Col. James Fannin surrendered to the Mexican General Urrea on March 20, 1836 after the Battle of Coleto Creek.
Fannin’s men had discussed and written down the terms of their surrender. They wished to be treated as prisoners of war in the manner of civilized nations and hoped to be paroled to the United States as soon as possible.
The problem in this was that, as Anglos requesting to be returned to the United States, Fannin’s men gave Santa Anna every reason to treat them according to the new orders he had drawn up before he left Mexico City–that all foreigners inciting rebellion on Mexican soil would be considered pirates and executed.
General Urrea was accustomed to the fact that soldiers on both sides died in a battle, but he had no stomach for executing prisoners of war. Still, he knew that if he refused Fannin’s terms outright, the bloody battle would continue, costing Mexico more lives. He could not disobey General Santa Anna, so instead he proposed that Fannin write out his terms and surrender his weapons and his men would become prisoners of war “at the disposal of the Supreme Mexican Government.” He promised to write to General Santa Anna recommending that the terms be accepted with mercy, and he expressed his confidence that Santa Anna would approve within eight days.

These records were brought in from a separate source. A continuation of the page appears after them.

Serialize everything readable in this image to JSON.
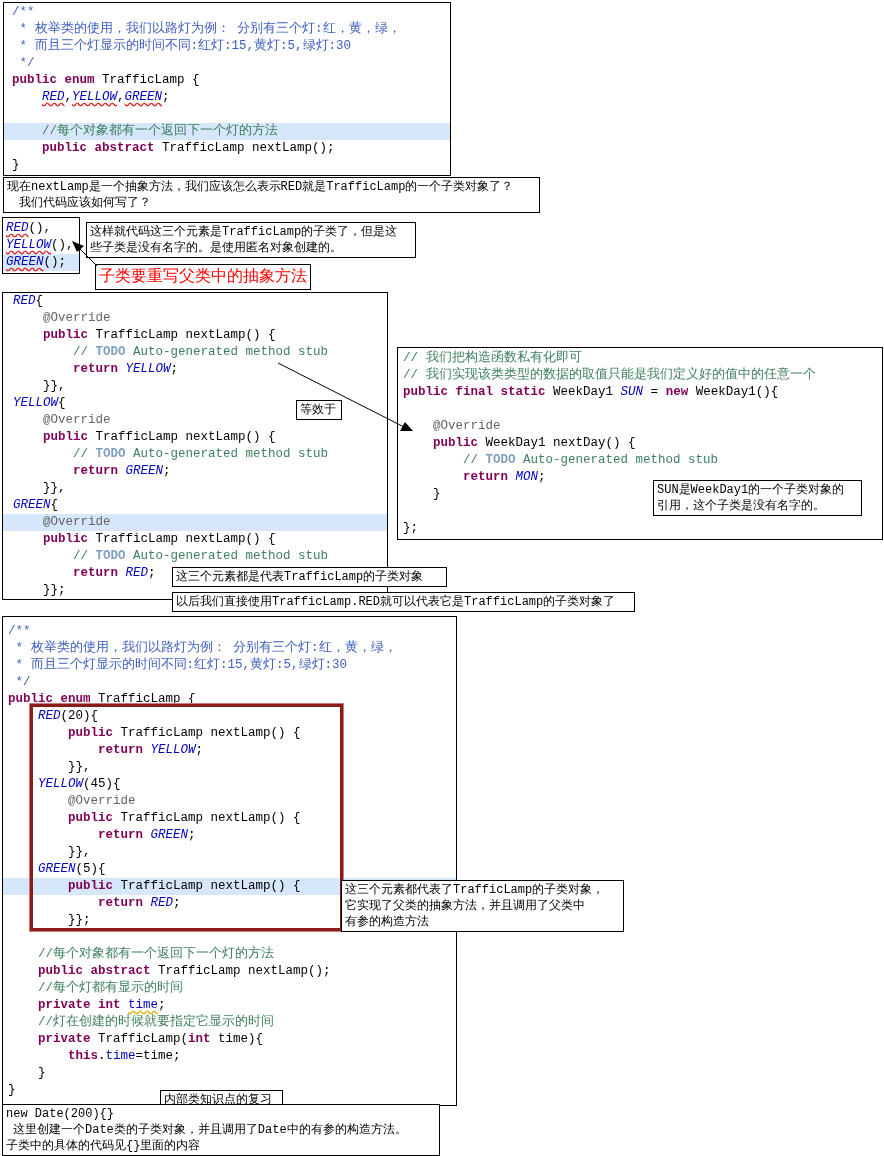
{
  "boxes": [
    {
      "kind": "code",
      "sections": [
        {
          "framed": false,
          "lines": [
            {
              "highlighted": false,
              "tokens": [
                {
                  "kind": "doc",
                  "text": "/**"
                }
              ]
            },
            {
              "highlighted": false,
              "tokens": [
                {
                  "kind": "doc",
                  "text": " * 枚举类的使用，我们以路灯为例： 分别有三个灯:红，黄，绿，"
                }
              ]
            },
            {
              "highlighted": false,
              "tokens": [
                {
                  "kind": "doc",
                  "text": " * 而且三个灯显示的时间不同:红灯:15,黄灯:5,绿灯:30"
                }
              ]
            },
            {
              "highlighted": false,
              "tokens": [
                {
                  "kind": "doc",
                  "text": " */"
                }
              ]
            },
            {
              "highlighted": false,
              "tokens": [
                {
                  "kind": "kw",
                  "text": "public enum"
                },
                {
                  "kind": "plain",
                  "text": " TrafficLamp {"
                }
              ]
            },
            {
              "highlighted": false,
              "tokens": [
                {
                  "kind": "const",
                  "text": "    RED",
                  "error": true
                },
                {
                  "kind": "plain",
                  "text": ","
                },
                {
                  "kind": "const",
                  "text": "YELLOW",
                  "error": true
                },
                {
                  "kind": "plain",
                  "text": ","
                },
                {
                  "kind": "const",
                  "text": "GREEN",
                  "error": true
                },
                {
                  "kind": "plain",
                  "text": ";"
                }
              ]
            },
            {
              "highlighted": false
            },
            {
              "highlighted": true,
              "tokens": [
                {
                  "kind": "comment",
                  "text": "    //每个对象都有一个返回下一个灯的方法"
                }
              ]
            },
            {
              "highlighted": false,
              "tokens": [
                {
                  "kind": "kw",
                  "text": "    public abstract"
                },
                {
                  "kind": "plain",
                  "text": " TrafficLamp nextLamp();"
                }
              ]
            },
            {
              "highlighted": false,
              "tokens": [
                {
                  "kind": "plain",
                  "text": "}"
                }
              ]
            }
          ]
        }
      ]
    },
    {
      "kind": "note",
      "lines": [
        {
          "text": "现在nextLamp是一个抽象方法，我们应该怎么表示RED就是TrafficLamp的一个子类对象了？"
        },
        {
          "text": "我们代码应该如何写了？"
        }
      ]
    },
    {
      "kind": "code",
      "sections": [
        {
          "framed": false,
          "lines": [
            {
              "highlighted": false,
              "tokens": [
                {
                  "kind": "const",
                  "text": "RED",
                  "error": true
                },
                {
                  "kind": "plain",
                  "text": "(),"
                }
              ]
            },
            {
              "highlighted": false,
              "tokens": [
                {
                  "kind": "const",
                  "text": "YELLOW",
                  "error": true
                },
                {
                  "kind": "plain",
                  "text": "(),"
                }
              ]
            },
            {
              "highlighted": true,
              "tokens": [
                {
                  "kind": "const",
                  "text": "GREEN",
                  "error": true
                },
                {
                  "kind": "plain",
                  "text": "();"
                }
              ]
            }
          ]
        }
      ]
    },
    {
      "kind": "note",
      "lines": [
        {
          "text": "这样就代码这三个元素是TrafficLamp的子类了，但是这"
        },
        {
          "text": "些子类是没有名字的。是使用匿名对象创建的。"
        }
      ]
    },
    {
      "kind": "note",
      "lines": [
        {
          "text": "子类要重写父类中的抽象方法",
          "color": "#ff0000"
        }
      ]
    },
    {
      "kind": "code",
      "sections": [
        {
          "framed": false,
          "lines": [
            {
              "highlighted": false,
              "tokens": [
                {
                  "kind": "const",
                  "text": "RED"
                },
                {
                  "kind": "plain",
                  "text": "{"
                }
              ]
            },
            {
              "highlighted": false,
              "tokens": [
                {
                  "kind": "annot",
                  "text": "    @Override"
                }
              ]
            },
            {
              "highlighted": false,
              "tokens": [
                {
                  "kind": "kw",
                  "text": "    public"
                },
                {
                  "kind": "plain",
                  "text": " TrafficLamp nextLamp() {"
                }
              ]
            },
            {
              "highlighted": false,
              "tokens": [
                {
                  "kind": "comment",
                  "text": "        // "
                },
                {
                  "kind": "todo",
                  "text": "TODO"
                },
                {
                  "kind": "comment",
                  "text": " Auto-generated method stub"
                }
              ]
            },
            {
              "highlighted": false,
              "tokens": [
                {
                  "kind": "kw",
                  "text": "        return"
                },
                {
                  "kind": "const",
                  "text": " YELLOW"
                },
                {
                  "kind": "plain",
                  "text": ";"
                }
              ]
            },
            {
              "highlighted": false,
              "tokens": [
                {
                  "kind": "plain",
                  "text": "    }},"
                }
              ]
            },
            {
              "highlighted": false,
              "tokens": [
                {
                  "kind": "const",
                  "text": "YELLOW"
                },
                {
                  "kind": "plain",
                  "text": "{"
                }
              ]
            },
            {
              "highlighted": false,
              "tokens": [
                {
                  "kind": "annot",
                  "text": "    @Override"
                }
              ]
            },
            {
              "highlighted": false,
              "tokens": [
                {
                  "kind": "kw",
                  "text": "    public"
                },
                {
                  "kind": "plain",
                  "text": " TrafficLamp nextLamp() {"
                }
              ]
            },
            {
              "highlighted": false,
              "tokens": [
                {
                  "kind": "comment",
                  "text": "        // "
                },
                {
                  "kind": "todo",
                  "text": "TODO"
                },
                {
                  "kind": "comment",
                  "text": " Auto-generated method stub"
                }
              ]
            },
            {
              "highlighted": false,
              "tokens": [
                {
                  "kind": "kw",
                  "text": "        return"
                },
                {
                  "kind": "const",
                  "text": " GREEN"
                },
                {
                  "kind": "plain",
                  "text": ";"
                }
              ]
            },
            {
              "highlighted": false,
              "tokens": [
                {
                  "kind": "plain",
                  "text": "    }},"
                }
              ]
            },
            {
              "highlighted": false,
              "tokens": [
                {
                  "kind": "const",
                  "text": "GREEN"
                },
                {
                  "kind": "plain",
                  "text": "{"
                }
              ]
            },
            {
              "highlighted": true,
              "tokens": [
                {
                  "kind": "annot",
                  "text": "    @Override"
                }
              ]
            },
            {
              "highlighted": false,
              "tokens": [
                {
                  "kind": "kw",
                  "text": "    public"
                },
                {
                  "kind": "plain",
                  "text": " TrafficLamp nextLamp() {"
                }
              ]
            },
            {
              "highlighted": false,
              "tokens": [
                {
                  "kind": "comment",
                  "text": "        // "
                },
                {
                  "kind": "todo",
                  "text": "TODO"
                },
                {
                  "kind": "comment",
                  "text": " Auto-generated method stub"
                }
              ]
            },
            {
              "highlighted": false,
              "tokens": [
                {
                  "kind": "kw",
                  "text": "        return"
                },
                {
                  "kind": "const",
                  "text": " RED"
                },
                {
                  "kind": "plain",
                  "text": ";"
                }
              ]
            },
            {
              "highlighted": false,
              "tokens": [
                {
                  "kind": "plain",
                  "text": "    }};"
                }
              ]
            }
          ]
        }
      ]
    },
    {
      "kind": "note",
      "lines": [
        {
          "text": "等效于"
        }
      ]
    },
    {
      "kind": "code",
      "sections": [
        {
          "framed": false,
          "lines": [
            {
              "highlighted": false,
              "tokens": [
                {
                  "kind": "comment",
                  "text": "// 我们把构造函数私有化即可"
                }
              ]
            },
            {
              "highlighted": false,
              "tokens": [
                {
                  "kind": "comment",
                  "text": "// 我们实现该类类型的数据的取值只能是我们定义好的值中的任意一个"
                }
              ]
            },
            {
              "highlighted": false,
              "tokens": [
                {
                  "kind": "kw",
                  "text": "public final static"
                },
                {
                  "kind": "plain",
                  "text": " WeekDay1 "
                },
                {
                  "kind": "const",
                  "text": "SUN"
                },
                {
                  "kind": "plain",
                  "text": " = "
                },
                {
                  "kind": "kw",
                  "text": "new"
                },
                {
                  "kind": "plain",
                  "text": " WeekDay1(){"
                }
              ]
            },
            {
              "highlighted": false
            },
            {
              "highlighted": false,
              "tokens": [
                {
                  "kind": "annot",
                  "text": "    @Override"
                }
              ]
            },
            {
              "highlighted": false,
              "tokens": [
                {
                  "kind": "kw",
                  "text": "    public"
                },
                {
                  "kind": "plain",
                  "text": " WeekDay1 nextDay() {"
                }
              ]
            },
            {
              "highlighted": false,
              "tokens": [
                {
                  "kind": "comment",
                  "text": "        // "
                },
                {
                  "kind": "todo",
                  "text": "TODO"
                },
                {
                  "kind": "comment",
                  "text": " Auto-generated method stub"
                }
              ]
            },
            {
              "highlighted": false,
              "tokens": [
                {
                  "kind": "kw",
                  "text": "        return"
                },
                {
                  "kind": "const",
                  "text": " MON"
                },
                {
                  "kind": "plain",
                  "text": ";"
                }
              ]
            },
            {
              "highlighted": false,
              "tokens": [
                {
                  "kind": "plain",
                  "text": "    }"
                }
              ]
            },
            {
              "highlighted": false
            },
            {
              "highlighted": false,
              "tokens": [
                {
                  "kind": "plain",
                  "text": "};"
                }
              ]
            }
          ]
        }
      ]
    },
    {
      "kind": "note",
      "lines": [
        {
          "text": "SUN是WeekDay1的一个子类对象的"
        },
        {
          "text": "引用，这个子类是没有名字的。"
        }
      ]
    },
    {
      "kind": "note",
      "lines": [
        {
          "text": "这三个元素都是代表TrafficLamp的子类对象"
        }
      ]
    },
    {
      "kind": "note",
      "lines": [
        {
          "text": "以后我们直接使用TrafficLamp.RED就可以代表它是TrafficLamp的子类对象了"
        }
      ]
    },
    {
      "kind": "code",
      "sections": [
        {
          "framed": false,
          "lines": [
            {
              "highlighted": false,
              "tokens": [
                {
                  "kind": "doc",
                  "text": "/**"
                }
              ]
            },
            {
              "highlighted": false,
              "tokens": [
                {
                  "kind": "doc",
                  "text": " * 枚举类的使用，我们以路灯为例： 分别有三个灯:红，黄，绿，"
                }
              ]
            },
            {
              "highlighted": false,
              "tokens": [
                {
                  "kind": "doc",
                  "text": " * 而且三个灯显示的时间不同:红灯:15,黄灯:5,绿灯:30"
                }
              ]
            },
            {
              "highlighted": false,
              "tokens": [
                {
                  "kind": "doc",
                  "text": " */"
                }
              ]
            },
            {
              "highlighted": false,
              "tokens": [
                {
                  "kind": "kw",
                  "text": "public enum"
                },
                {
                  "kind": "plain",
                  "text": " TrafficLamp {"
                }
              ]
            }
          ]
        },
        {
          "framed": true,
          "lines": [
            {
              "highlighted": false,
              "tokens": [
                {
                  "kind": "const",
                  "text": "    RED"
                },
                {
                  "kind": "plain",
                  "text": "(20){"
                }
              ]
            },
            {
              "highlighted": false,
              "tokens": [
                {
                  "kind": "kw",
                  "text": "        public"
                },
                {
                  "kind": "plain",
                  "text": " TrafficLamp nextLamp() {"
                }
              ]
            },
            {
              "highlighted": false,
              "tokens": [
                {
                  "kind": "kw",
                  "text": "            return"
                },
                {
                  "kind": "const",
                  "text": " YELLOW"
                },
                {
                  "kind": "plain",
                  "text": ";"
                }
              ]
            },
            {
              "highlighted": false,
              "tokens": [
                {
                  "kind": "plain",
                  "text": "        }},"
                }
              ]
            },
            {
              "highlighted": false,
              "tokens": [
                {
                  "kind": "const",
                  "text": "    YELLOW"
                },
                {
                  "kind": "plain",
                  "text": "(45){"
                }
              ]
            },
            {
              "highlighted": false,
              "tokens": [
                {
                  "kind": "annot",
                  "text": "        @Override"
                }
              ]
            },
            {
              "highlighted": false,
              "tokens": [
                {
                  "kind": "kw",
                  "text": "        public"
                },
                {
                  "kind": "plain",
                  "text": " TrafficLamp nextLamp() {"
                }
              ]
            },
            {
              "highlighted": false,
              "tokens": [
                {
                  "kind": "kw",
                  "text": "            return"
                },
                {
                  "kind": "const",
                  "text": " GREEN"
                },
                {
                  "kind": "plain",
                  "text": ";"
                }
              ]
            },
            {
              "highlighted": false,
              "tokens": [
                {
                  "kind": "plain",
                  "text": "        }},"
                }
              ]
            },
            {
              "highlighted": false,
              "tokens": [
                {
                  "kind": "const",
                  "text": "    GREEN"
                },
                {
                  "kind": "plain",
                  "text": "(5){"
                }
              ]
            },
            {
              "highlighted": true,
              "tokens": [
                {
                  "kind": "kw",
                  "text": "        public"
                },
                {
                  "kind": "plain",
                  "text": " TrafficLamp nextLamp() {"
                }
              ]
            },
            {
              "highlighted": false,
              "tokens": [
                {
                  "kind": "kw",
                  "text": "            return"
                },
                {
                  "kind": "const",
                  "text": " RED"
                },
                {
                  "kind": "plain",
                  "text": ";"
                }
              ]
            },
            {
              "highlighted": false,
              "tokens": [
                {
                  "kind": "plain",
                  "text": "        }};"
                }
              ]
            }
          ]
        },
        {
          "framed": false,
          "lines": [
            {
              "highlighted": false
            },
            {
              "highlighted": false,
              "tokens": [
                {
                  "kind": "comment",
                  "text": "    //每个对象都有一个返回下一个灯的方法"
                }
              ]
            },
            {
              "highlighted": false,
              "tokens": [
                {
                  "kind": "kw",
                  "text": "    public abstract"
                },
                {
                  "kind": "plain",
                  "text": " TrafficLamp nextLamp();"
                }
              ]
            },
            {
              "highlighted": false,
              "tokens": [
                {
                  "kind": "comment",
                  "text": "    //每个灯都有显示的时间"
                }
              ]
            },
            {
              "highlighted": false,
              "tokens": [
                {
                  "kind": "kw",
                  "text": "    private int"
                },
                {
                  "kind": "field",
                  "text": " time",
                  "warning": true
                },
                {
                  "kind": "plain",
                  "text": ";"
                }
              ]
            },
            {
              "highlighted": false,
              "tokens": [
                {
                  "kind": "comment",
                  "text": "    //灯在创建的时候就要指定它显示的时间"
                }
              ]
            },
            {
              "highlighted": false,
              "tokens": [
                {
                  "kind": "kw",
                  "text": "    private"
                },
                {
                  "kind": "plain",
                  "text": " TrafficLamp("
                },
                {
                  "kind": "kw",
                  "text": "int"
                },
                {
                  "kind": "plain",
                  "text": " time){"
                }
              ]
            },
            {
              "highlighted": false,
              "tokens": [
                {
                  "kind": "kw",
                  "text": "        this"
                },
                {
                  "kind": "plain",
                  "text": "."
                },
                {
                  "kind": "field",
                  "text": "time"
                },
                {
                  "kind": "plain",
                  "text": "=time;"
                }
              ]
            },
            {
              "highlighted": false,
              "tokens": [
                {
                  "kind": "plain",
                  "text": "    }"
                }
              ]
            },
            {
              "highlighted": false,
              "tokens": [
                {
                  "kind": "plain",
                  "text": "}"
                }
              ]
            }
          ]
        }
      ]
    },
    {
      "kind": "note",
      "lines": [
        {
          "text": "这三个元素都代表了TrafficLamp的子类对象，"
        },
        {
          "text": "它实现了父类的抽象方法，并且调用了父类中"
        },
        {
          "text": "有参的构造方法"
        }
      ]
    },
    {
      "kind": "note",
      "lines": [
        {
          "text": "内部类知识点的复习"
        }
      ]
    },
    {
      "kind": "note",
      "lines": [
        {
          "text": "new Date(200){}"
        },
        {
          "text": "这里创建一个Date类的子类对象，并且调用了Date中的有参的构造方法。"
        },
        {
          "text": "子类中的具体的代码见{}里面的内容"
        }
      ]
    }
  ]
}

Fannin and his men had no other option, really. Colonel Fannin accepted General Urrea’s proposal, but he didn’t tell his men that the terms were conditional. Perhaps he did not wish to discourage them. As about 240 Texas captives were marched into La Bahia, one of the Mexican officers welcomed them almost cheerfully. “Well, gentlemen! In eight days, home and liberty!” Another 50 wounded Texans were returned to Goliad over the next two days, and 80 men from Ward’s and King’s unsuccessful rescue mission to Refugio were added to their number on March 25.
General Urrea kept his promise. He wrote to Santa Anna and requested mercy.
And so the waiting began.
Santa Anna answered General Urrea on March 23 and again on March 24, ordering him to immediately execute the “perfidious foreigners,” many of whom were actually citizens of Mexico. Apparently General Santa Anna suspected that Urrea didn’t want to kill so many men because he also wrote to Colonel Jose Nicolas de la Portila, whom Urrea had left in charge at Goliad while he continued his planned march to Victoria. On Saturday, March 26, Portilla received his direct order to execute the prisoners…but two hours later Portilla received another order–this one from General Urrea who urged him to “treat the prisoners with consideration, and especially their leader, Fannin.” Urrea suggested that Portilla use the Texas prisoners to rebuild the town…but he knew that his own order to send Mexican reinforcements to him would not leave enough soldiers to guard the prisoners at Goliad.
It is entirely possible that news spread to other Texans, who also waited to see what would happen.
- Can it ever be right to disobey a direct order if the order is unjust?